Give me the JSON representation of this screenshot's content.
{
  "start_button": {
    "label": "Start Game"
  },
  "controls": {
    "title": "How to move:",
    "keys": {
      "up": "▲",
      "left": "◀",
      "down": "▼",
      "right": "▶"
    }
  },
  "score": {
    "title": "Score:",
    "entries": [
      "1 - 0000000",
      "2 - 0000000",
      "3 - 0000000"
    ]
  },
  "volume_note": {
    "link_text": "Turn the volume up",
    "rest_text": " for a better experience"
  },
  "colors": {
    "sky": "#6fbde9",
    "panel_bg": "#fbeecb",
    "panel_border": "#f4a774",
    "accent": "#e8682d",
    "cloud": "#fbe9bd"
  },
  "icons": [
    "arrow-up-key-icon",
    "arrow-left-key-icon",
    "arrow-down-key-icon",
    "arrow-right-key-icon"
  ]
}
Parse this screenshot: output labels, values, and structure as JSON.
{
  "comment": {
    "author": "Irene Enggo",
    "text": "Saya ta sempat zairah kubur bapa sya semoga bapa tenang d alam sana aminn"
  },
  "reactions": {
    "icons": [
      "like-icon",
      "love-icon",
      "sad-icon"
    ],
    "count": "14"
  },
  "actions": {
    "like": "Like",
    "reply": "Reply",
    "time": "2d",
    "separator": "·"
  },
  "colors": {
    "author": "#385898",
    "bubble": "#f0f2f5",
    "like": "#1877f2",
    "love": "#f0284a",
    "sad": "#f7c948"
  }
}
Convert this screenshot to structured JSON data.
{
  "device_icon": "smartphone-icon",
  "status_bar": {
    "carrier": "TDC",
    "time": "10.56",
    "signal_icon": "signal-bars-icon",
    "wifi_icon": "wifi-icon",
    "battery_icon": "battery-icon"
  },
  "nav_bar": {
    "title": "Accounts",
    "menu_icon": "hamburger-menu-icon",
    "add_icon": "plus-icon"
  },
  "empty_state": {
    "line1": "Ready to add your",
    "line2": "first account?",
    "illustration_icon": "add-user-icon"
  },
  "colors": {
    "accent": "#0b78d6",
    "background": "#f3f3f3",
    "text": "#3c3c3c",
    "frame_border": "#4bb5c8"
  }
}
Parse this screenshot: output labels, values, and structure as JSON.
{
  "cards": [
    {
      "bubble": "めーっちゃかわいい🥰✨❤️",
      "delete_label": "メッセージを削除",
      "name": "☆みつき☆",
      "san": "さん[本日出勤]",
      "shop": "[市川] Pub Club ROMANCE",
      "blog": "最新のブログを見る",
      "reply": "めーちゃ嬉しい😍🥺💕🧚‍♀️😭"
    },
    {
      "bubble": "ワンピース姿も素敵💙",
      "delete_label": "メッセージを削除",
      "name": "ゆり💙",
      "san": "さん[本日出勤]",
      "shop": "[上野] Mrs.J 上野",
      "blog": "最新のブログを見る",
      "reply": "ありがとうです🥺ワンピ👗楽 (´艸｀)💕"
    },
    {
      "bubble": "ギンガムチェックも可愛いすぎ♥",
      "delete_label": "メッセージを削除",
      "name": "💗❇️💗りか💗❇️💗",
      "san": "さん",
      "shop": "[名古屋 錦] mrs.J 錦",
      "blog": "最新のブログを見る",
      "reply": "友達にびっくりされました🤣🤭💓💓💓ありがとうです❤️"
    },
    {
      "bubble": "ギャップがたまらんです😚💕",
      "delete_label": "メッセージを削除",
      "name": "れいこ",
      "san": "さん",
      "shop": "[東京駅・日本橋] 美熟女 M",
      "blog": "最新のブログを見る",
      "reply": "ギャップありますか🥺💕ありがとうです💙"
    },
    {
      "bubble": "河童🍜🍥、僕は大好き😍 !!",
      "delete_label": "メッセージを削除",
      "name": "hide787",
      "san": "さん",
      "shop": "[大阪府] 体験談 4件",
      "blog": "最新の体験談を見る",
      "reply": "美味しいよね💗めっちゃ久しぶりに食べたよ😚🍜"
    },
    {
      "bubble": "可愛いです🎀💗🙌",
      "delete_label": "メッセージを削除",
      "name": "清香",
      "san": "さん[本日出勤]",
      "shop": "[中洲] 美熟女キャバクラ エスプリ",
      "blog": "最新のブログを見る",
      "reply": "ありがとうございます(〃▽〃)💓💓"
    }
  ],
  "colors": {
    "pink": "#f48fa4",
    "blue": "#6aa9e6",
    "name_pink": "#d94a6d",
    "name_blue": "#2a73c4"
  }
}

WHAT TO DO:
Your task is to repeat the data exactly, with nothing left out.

TASK ANSWER:
Give me the JSON representation of this screenshot's content.
{
  "start_button": {
    "label": "Start Game"
  },
  "controls": {
    "title": "How to move:",
    "keys": {
      "up": "▲",
      "left": "◀",
      "down": "▼",
      "right": "▶"
    }
  },
  "score": {
    "title": "Score:",
    "entries": [
      "1 - 0000000",
      "2 - 0000000",
      "3 - 0000000"
    ]
  },
  "volume_note": {
    "link_text": "Turn the volume up",
    "rest_text": " for a better experience"
  },
  "colors": {
    "sky": "#6fbde9",
    "panel_bg": "#fbeecb",
    "panel_border": "#f4a774",
    "accent": "#e8682d",
    "cloud": "#fbe9bd"
  },
  "icons": [
    "arrow-up-key-icon",
    "arrow-left-key-icon",
    "arrow-down-key-icon",
    "arrow-right-key-icon"
  ]
}
Parse this screenshot: output labels, values, and structure as JSON.
{
  "comment": {
    "author": "Irene Enggo",
    "text": "Saya ta sempat zairah kubur bapa sya semoga bapa tenang d alam sana aminn"
  },
  "reactions": {
    "icons": [
      "like-icon",
      "love-icon",
      "sad-icon"
    ],
    "count": "14"
  },
  "actions": {
    "like": "Like",
    "reply": "Reply",
    "time": "2d",
    "separator": "·"
  },
  "colors": {
    "author": "#385898",
    "bubble": "#f0f2f5",
    "like": "#1877f2",
    "love": "#f0284a",
    "sad": "#f7c948"
  }
}
Convert this screenshot to structured JSON data.
{
  "device_icon": "smartphone-icon",
  "status_bar": {
    "carrier": "TDC",
    "time": "10.56",
    "signal_icon": "signal-bars-icon",
    "wifi_icon": "wifi-icon",
    "battery_icon": "battery-icon"
  },
  "nav_bar": {
    "title": "Accounts",
    "menu_icon": "hamburger-menu-icon",
    "add_icon": "plus-icon"
  },
  "empty_state": {
    "line1": "Ready to add your",
    "line2": "first account?",
    "illustration_icon": "add-user-icon"
  },
  "colors": {
    "accent": "#0b78d6",
    "background": "#f3f3f3",
    "text": "#3c3c3c",
    "frame_border": "#4bb5c8"
  }
}
Parse this screenshot: output labels, values, and structure as JSON.
{
  "cards": [
    {
      "bubble": "めーっちゃかわいい🥰✨❤️",
      "delete_label": "メッセージを削除",
      "name": "☆みつき☆",
      "san": "さん[本日出勤]",
      "shop": "[市川] Pub Club ROMANCE",
      "blog": "最新のブログを見る",
      "reply": "めーちゃ嬉しい😍🥺💕🧚‍♀️😭"
    },
    {
      "bubble": "ワンピース姿も素敵💙",
      "delete_label": "メッセージを削除",
      "name": "ゆり💙",
      "san": "さん[本日出勤]",
      "shop": "[上野] Mrs.J 上野",
      "blog": "最新のブログを見る",
      "reply": "ありがとうです🥺ワンピ👗楽 (´艸｀)💕"
    },
    {
      "bubble": "ギンガムチェックも可愛いすぎ♥",
      "delete_label": "メッセージを削除",
      "name": "💗❇️💗りか💗❇️💗",
      "san": "さん",
      "shop": "[名古屋 錦] mrs.J 錦",
      "blog": "最新のブログを見る",
      "reply": "友達にびっくりされました🤣🤭💓💓💓ありがとうです❤️"
    },
    {
      "bubble": "ギャップがたまらんです😚💕",
      "delete_label": "メッセージを削除",
      "name": "れいこ",
      "san": "さん",
      "shop": "[東京駅・日本橋] 美熟女 M",
      "blog": "最新のブログを見る",
      "reply": "ギャップありますか🥺💕ありがとうです💙"
    },
    {
      "bubble": "河童🍜🍥、僕は大好き😍 !!",
      "delete_label": "メッセージを削除",
      "name": "hide787",
      "san": "さん",
      "shop": "[大阪府] 体験談 4件",
      "blog": "最新の体験談を見る",
      "reply": "美味しいよね💗めっちゃ久しぶりに食べたよ😚🍜"
    },
    {
      "bubble": "可愛いです🎀💗🙌",
      "delete_label": "メッセージを削除",
      "name": "清香",
      "san": "さん[本日出勤]",
      "shop": "[中洲] 美熟女キャバクラ エスプリ",
      "blog": "最新のブログを見る",
      "reply": "ありがとうございます(〃▽〃)💓💓"
    }
  ],
  "colors": {
    "pink": "#f48fa4",
    "blue": "#6aa9e6",
    "name_pink": "#d94a6d",
    "name_blue": "#2a73c4"
  }
}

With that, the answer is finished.